Keynote speaker Melanne Verveer was chief of staff to Hillary Clinton when Clinton was First Lady and is now Ambassador at Large for Global Women’s Issues. She says a turning point for women was Resolution 1325 passed by the United Nations Security Council a decade ago. It recognized women’s role in peace negotiations and in post-conflict reconstruction, and began to change attitudes.

“Not only in how we think about women as agents of peace and stability,” Verveer said, “but how we support their efforts. Every time I go to Afghanistan I meet with some of our military women, and they are on the front lines of making this kind of change happen.”


One of those women is Marine Lt. Col. Julie Nethercot from Camp Pendleton. She spent a year in Afghanistan doing outreach in local communities. To her surprise, she said, the Afghan men opened up to the female Marines on her team as much as the Afghan women did.

“That really was a game changer,” she said, “It was a dynamic that we didn’t understand when we were back in Pendleton in training because we were focusing on how to engage the women. But what we found is engaging the men and the children opened that window as well. The Afghan men were much more willing to engage the female-engagement teams. ...”

Nethercot said building trust with Afghan women is key to progress being made in the region. When women get educated and employed, she said, it affects their husbands and children, and women are pushing for change.

“They’ve gone from the superficial, ‘How are you? What are you doing here? Wow! Female Marine!’ to ‘How can you help me start a small business so I can provide an income for my family.’”

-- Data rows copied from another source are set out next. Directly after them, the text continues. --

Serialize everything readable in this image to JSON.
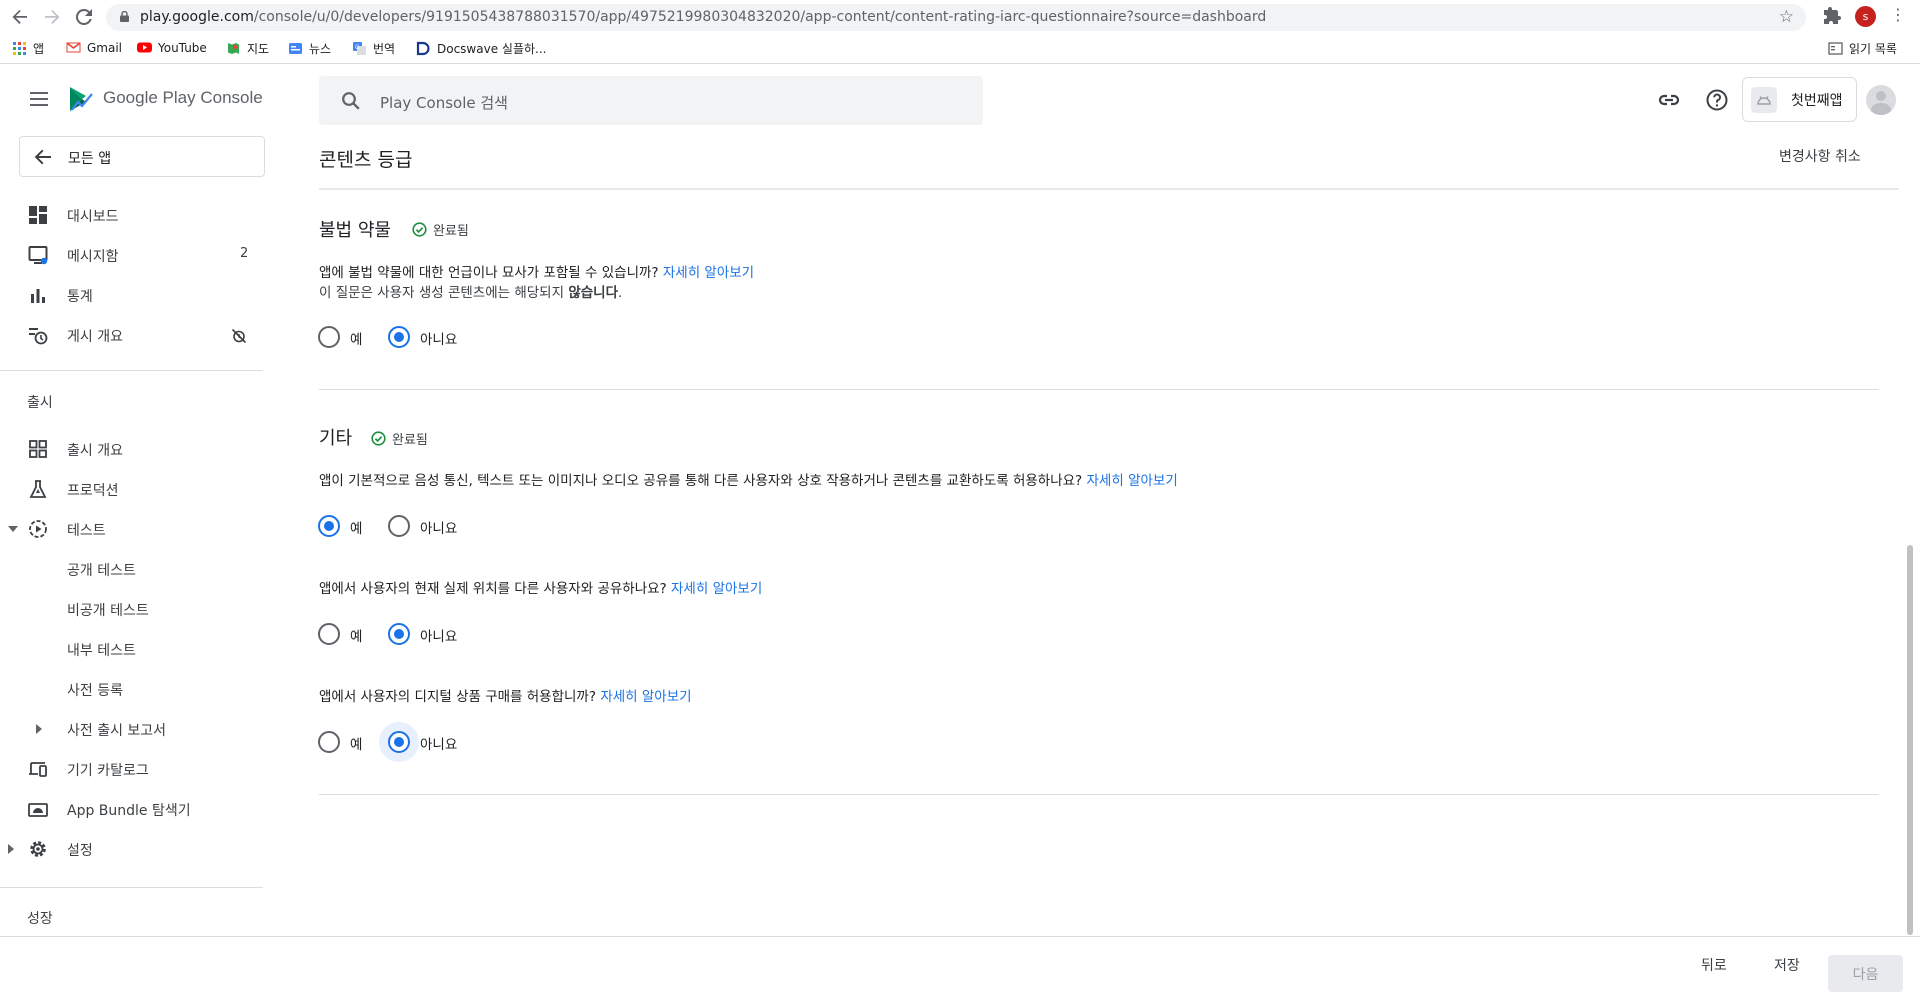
{
  "browser": {
    "url_host": "play.google.com",
    "url_path": "/console/u/0/developers/9191505438788031570/app/4975219980304832020/app-content/content-rating-iarc-questionnaire?source=dashboard",
    "profile_initial": "s",
    "bookmarks": [
      "앱",
      "Gmail",
      "YouTube",
      "지도",
      "뉴스",
      "번역",
      "Docswave 실플하...",
      "읽기 목록"
    ]
  },
  "header": {
    "brand": "Google Play Console",
    "search_placeholder": "Play Console 검색",
    "app_name": "첫번째앱"
  },
  "sidebar": {
    "back_label": "모든 앱",
    "items_top": [
      {
        "label": "대시보드"
      },
      {
        "label": "메시지함",
        "count": "2"
      },
      {
        "label": "통계"
      },
      {
        "label": "게시 개요"
      }
    ],
    "section_release": "출시",
    "items_release": [
      {
        "label": "출시 개요"
      },
      {
        "label": "프로덕션"
      },
      {
        "label": "테스트"
      },
      {
        "label": "공개 테스트"
      },
      {
        "label": "비공개 테스트"
      },
      {
        "label": "내부 테스트"
      },
      {
        "label": "사전 등록"
      },
      {
        "label": "사전 출시 보고서"
      },
      {
        "label": "기기 카탈로그"
      },
      {
        "label": "App Bundle 탐색기"
      },
      {
        "label": "설정"
      }
    ],
    "section_growth": "성장"
  },
  "main": {
    "page_title": "콘텐츠 등급",
    "discard_label": "변경사항 취소",
    "sections": [
      {
        "title": "불법 약물",
        "status": "완료됨",
        "question": "앱에 불법 약물에 대한 언급이나 묘사가 포함될 수 있습니까?",
        "link": "자세히 알아보기",
        "note_prefix": "이 질문은 사용자 생성 콘텐츠에는 해당되지 ",
        "note_bold": "않습니다",
        "note_suffix": ".",
        "answer": "아니요"
      },
      {
        "title": "기타",
        "status": "완료됨",
        "questions": [
          {
            "text": "앱이 기본적으로 음성 통신, 텍스트 또는 이미지나 오디오 공유를 통해 다른 사용자와 상호 작용하거나 콘텐츠를 교환하도록 허용하나요?",
            "link": "자세히 알아보기",
            "answer": "예"
          },
          {
            "text": "앱에서 사용자의 현재 실제 위치를 다른 사용자와 공유하나요?",
            "link": "자세히 알아보기",
            "answer": "아니요"
          },
          {
            "text": "앱에서 사용자의 디지털 상품 구매를 허용합니까?",
            "link": "자세히 알아보기",
            "answer": "아니요"
          }
        ]
      }
    ],
    "option_yes": "예",
    "option_no": "아니요"
  },
  "bottom_bar": {
    "back": "뒤로",
    "save": "저장",
    "next": "다음"
  },
  "colors": {
    "accent": "#1a73e8",
    "success": "#1e8e3e",
    "text": "#202124"
  }
}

Ambassador Verveer said there’s also strong evidence that governments improve when women play a role.

“A World Bank study found that where the influence of women in public life is greater, the level of corruption is lower.”

Carla Coppell works with women in areas of conflict. She’s Director of the Initiative for Inclusive Security, a private philanthropic organization that supports women’s participation in promoting peace. She says progress on that front is slow in Iraq.

“Women today have a set-aside of 25 percent participation in the parliament there,” she said, “but they have been heavily marginalized. It’s really hard and some of the foremost Iraqi women leaders that I know have opted out. They’ve said that the system right now is riddled with corruption and they want to wait for their time to come back, and that’s extremely unfortunate. “

As the U.S. prepares to scale down troops in Afghanistan, Ambassador Verveer said, non-combat roles in the military will become critical.

“This kind of role is absolutely significant to the work we’re trying to do to bring an end to the conflict,” she said, “So yes, it is about waging peace, it’s about security, and women like the women here have an absolutely critical role to play in all of it.”

This was the 24th year of the Joint Women’s Leadership Symposium and the first year that women from all branches of the armed forces have attended.